Oddly, it was the moments of joy that brought me closest to tears, but I was saved by the realisation that everyone around me was crying. The usual sound of rustling popcorn bags became secondary to the sound of gulping tears and tissue packets. It was enough of a distraction to allow me to stay composed.
The dark concealed the running mascara and puffy eyes, but it wouldn’t have mattered, we were all in it together.
When the movie finished, I half expected applause. When only a few people moved, I wondered if we were waiting for a Marvel-style snippet at the end. The lights came up and I realised most of the people remaining were busy pulling themselves together.
On leaving the screen, I had to dodge groups of teenagers giving each other moral support. Hoods were pulled up and faces were hidden by hands. Over at the toilets, I joined the group of men waiting for the more sophisticated criers to emerge.
I may make it sound like it was only women and teens affected, but there was no banter on the way out of the screen, no chatter about the key points or flaws. Solemn faces were in vogue amongst the non-criers. Nobody complained.
And yet, it felt cathartic. Quite possibly the best feel good movie since Up.
Discussing it afterwards, the point came up that the film was full of triggers. Most people know someone who has suffered from a long term illness and some have lost that special love, but the movie’s message was to be thankful for the time we had.

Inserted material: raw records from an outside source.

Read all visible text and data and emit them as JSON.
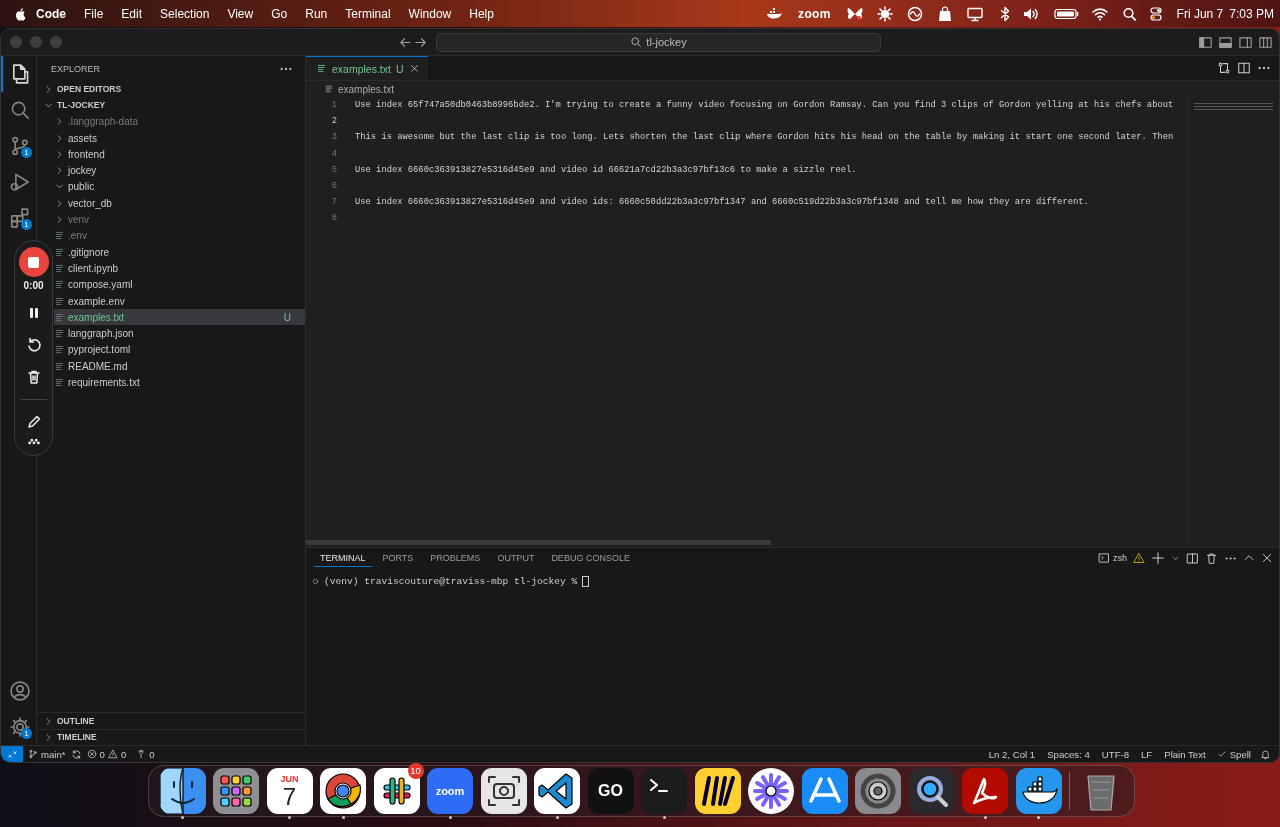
{
  "menubar": {
    "app": "Code",
    "menus": [
      "File",
      "Edit",
      "Selection",
      "View",
      "Go",
      "Run",
      "Terminal",
      "Window",
      "Help"
    ],
    "zoom_label": "zoom",
    "date": "Fri Jun 7",
    "time": "7:03 PM"
  },
  "titlebar": {
    "search": "tl-jockey"
  },
  "activity_bar": {
    "items": [
      {
        "kind": "files",
        "selected": true
      },
      {
        "kind": "search",
        "selected": false
      },
      {
        "kind": "scm",
        "selected": false,
        "badge": "1"
      },
      {
        "kind": "run",
        "selected": false
      },
      {
        "kind": "extensions",
        "selected": false,
        "badge": "1"
      }
    ],
    "settings_badge": "1"
  },
  "sidebar": {
    "title": "EXPLORER",
    "sections": [
      {
        "label": "OPEN EDITORS",
        "expanded": false
      },
      {
        "label": "TL-JOCKEY",
        "expanded": true,
        "children": [
          {
            "name": ".langgraph-data",
            "kind": "folder",
            "expanded": false,
            "ignored": true,
            "selected": false
          },
          {
            "name": "assets",
            "kind": "folder",
            "expanded": false,
            "ignored": false,
            "selected": false
          },
          {
            "name": "frontend",
            "kind": "folder",
            "expanded": false,
            "ignored": false,
            "selected": false
          },
          {
            "name": "jockey",
            "kind": "folder",
            "expanded": false,
            "ignored": false,
            "selected": false
          },
          {
            "name": "public",
            "kind": "folder",
            "expanded": true,
            "ignored": false,
            "selected": false
          },
          {
            "name": "vector_db",
            "kind": "folder",
            "expanded": false,
            "ignored": false,
            "selected": false
          },
          {
            "name": "venv",
            "kind": "folder",
            "expanded": false,
            "ignored": true,
            "selected": false
          },
          {
            "name": ".env",
            "kind": "file",
            "ignored": true,
            "selected": false
          },
          {
            "name": ".gitignore",
            "kind": "file",
            "ignored": false,
            "selected": false
          },
          {
            "name": "client.ipynb",
            "kind": "file",
            "ignored": false,
            "selected": false
          },
          {
            "name": "compose.yaml",
            "kind": "file",
            "ignored": false,
            "selected": false
          },
          {
            "name": "example.env",
            "kind": "file",
            "ignored": false,
            "selected": false
          },
          {
            "name": "examples.txt",
            "kind": "file",
            "ignored": false,
            "selected": true,
            "status": "U"
          },
          {
            "name": "langgraph.json",
            "kind": "file",
            "ignored": false,
            "selected": false
          },
          {
            "name": "pyproject.toml",
            "kind": "file",
            "ignored": false,
            "selected": false
          },
          {
            "name": "README.md",
            "kind": "file",
            "ignored": false,
            "selected": false
          },
          {
            "name": "requirements.txt",
            "kind": "file",
            "ignored": false,
            "selected": false
          }
        ]
      }
    ],
    "footer_sections": [
      {
        "label": "OUTLINE",
        "expanded": false
      },
      {
        "label": "TIMELINE",
        "expanded": false
      }
    ]
  },
  "editor": {
    "tabs": [
      {
        "label": "examples.txt",
        "status": "U",
        "selected": true
      }
    ],
    "breadcrumb": "examples.txt",
    "lines": [
      {
        "number": "1",
        "current": false,
        "text": "Use index 65f747a50db0463b8996bde2. I'm trying to create a funny video focusing on Gordon Ramsay. Can you find 3 clips of Gordon yelling at his chefs about"
      },
      {
        "number": "2",
        "current": true
      },
      {
        "number": "3",
        "current": false,
        "text": "This is awesome but the last clip is too long. Lets shorten the last clip where Gordon hits his head on the table by making it start one second later. Then"
      },
      {
        "number": "4",
        "current": false
      },
      {
        "number": "5",
        "current": false,
        "text": "Use index 6660c363913827e5316d45e9 and video id 66621a7cd22b3a3c97bf13c6 to make a sizzle reel."
      },
      {
        "number": "6",
        "current": false
      },
      {
        "number": "7",
        "current": false,
        "text": "Use index 6660c363913827e5316d45e9 and video ids: 6660c50dd22b3a3c97bf1347 and 6660c519d22b3a3c97bf1348 and tell me how they are different."
      },
      {
        "number": "8",
        "current": false
      }
    ]
  },
  "panel": {
    "tabs": [
      {
        "label": "TERMINAL",
        "selected": true
      },
      {
        "label": "PORTS",
        "selected": false
      },
      {
        "label": "PROBLEMS",
        "selected": false
      },
      {
        "label": "OUTPUT",
        "selected": false
      },
      {
        "label": "DEBUG CONSOLE",
        "selected": false
      }
    ],
    "shell": "zsh",
    "prompt": "(venv) traviscouture@traviss-mbp tl-jockey %"
  },
  "status_bar": {
    "branch": "main*",
    "errors": "0",
    "warnings": "0",
    "ports": "0",
    "items": [
      "Ln 2, Col 1",
      "Spaces: 4",
      "UTF-8",
      "LF",
      "Plain Text"
    ],
    "spell": "Spell"
  },
  "recorder": {
    "time": "0:00"
  },
  "dock": {
    "items": [
      {
        "kind": "face",
        "color": "#3b8ff0",
        "running": true
      },
      {
        "kind": "grid",
        "color": "#8e8e93",
        "running": false
      },
      {
        "kind": "calendar",
        "color": "#ffffff",
        "running": true,
        "month": "JUN",
        "day": "7"
      },
      {
        "kind": "wheel",
        "color": "#ffffff",
        "running": true
      },
      {
        "kind": "hash",
        "color": "#ffffff",
        "running": false,
        "badge": "10"
      },
      {
        "kind": "label",
        "color": "#2d6cf5",
        "running": true,
        "label": "zoom"
      },
      {
        "kind": "camera",
        "color": "#e6e6e6",
        "running": false
      },
      {
        "kind": "ribbon",
        "color": "#ffffff",
        "running": true
      },
      {
        "kind": "label",
        "color": "#111111",
        "running": false,
        "label": "GO"
      },
      {
        "kind": "prompt",
        "color": "#1c1c1c",
        "running": true
      },
      {
        "kind": "scribble",
        "color": "#ffd02f",
        "running": false
      },
      {
        "kind": "flower",
        "color": "#ffffff",
        "running": false
      },
      {
        "kind": "letter",
        "color": "#1a8cf5",
        "running": false
      },
      {
        "kind": "gear",
        "color": "#8a8a8e",
        "running": false
      },
      {
        "kind": "magnifier",
        "color": "#2a2a2e",
        "running": false
      },
      {
        "kind": "document",
        "color": "#b30b00",
        "running": true
      },
      {
        "kind": "whale",
        "color": "#2496ed",
        "running": true
      },
      {
        "kind": "bin",
        "color": "#6b6b6b",
        "running": false
      }
    ]
  }
}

The call to cherish those moments is a powerful one.
I’m not saying it was the best movie I’ve ever seen and I’m sure I’ll find flaws on a second viewing, but it managed to captivate me to a point where everything was secondary to the characters’ journey.
The book has been added to the list.